TIME correspondent Jay Carney, who was with Bush's campaign entourage just before it departed for California at about 5 p.m., said the group was shocked that McCain mobilized so many voters. "Bush's people were very confident in the last couple of days that they'd get a bounce from his win last week in South Carolina and would take Michigan decisively," said Carney. "They've already worked out this bogus line that Democrats are voting tactically they're loading the primaries for McCain because they've got a better chance of beating him in November." (In fact, polls show McCain beating probable Democratic candidate Al Gore by 24 percent as opposed to Bush's 5 percent.)
Momentum in this race has been as hard to follow as a bouncing rubber ball. After McCain's decisive win in New Hampshire, he was able to score defections of major Bush supporters in California and New York, the two largest states, delegate-wise, to vote March 7. Even more impressive was his successful campaign to trump New York's convoluted nomination system and get himself on the ballot in all 31 of the state's voting districts. But then came the Bush landslide in South Carolina Saturday, which gave him nearly five times as many delegates as McCain to that point and left just three days for the Arizona senator to reclaim some momentum before Michigan. Now with his wins on Tuesday in Michigan and his home state of Arizona, McCain's taken the two largest states that have voted so far. And for the first time this year, it appears certain McCain will be in the race through March.
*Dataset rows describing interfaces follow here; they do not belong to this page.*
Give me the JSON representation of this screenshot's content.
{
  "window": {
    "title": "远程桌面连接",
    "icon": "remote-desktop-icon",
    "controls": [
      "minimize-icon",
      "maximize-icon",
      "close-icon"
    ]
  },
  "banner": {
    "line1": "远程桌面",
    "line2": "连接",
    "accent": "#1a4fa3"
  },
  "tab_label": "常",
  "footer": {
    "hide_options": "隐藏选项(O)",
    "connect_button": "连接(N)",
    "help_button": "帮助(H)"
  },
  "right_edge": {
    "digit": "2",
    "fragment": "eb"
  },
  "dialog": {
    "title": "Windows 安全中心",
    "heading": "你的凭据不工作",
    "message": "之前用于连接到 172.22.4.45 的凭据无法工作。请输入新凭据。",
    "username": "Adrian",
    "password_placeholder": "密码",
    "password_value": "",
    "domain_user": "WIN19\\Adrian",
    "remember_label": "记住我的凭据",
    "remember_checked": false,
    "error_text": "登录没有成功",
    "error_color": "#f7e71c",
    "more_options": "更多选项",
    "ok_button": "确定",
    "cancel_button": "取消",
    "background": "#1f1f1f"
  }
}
With the Bush firewall tumbled, McCain has to be seen as a legitimate threat to be on the ballot come November.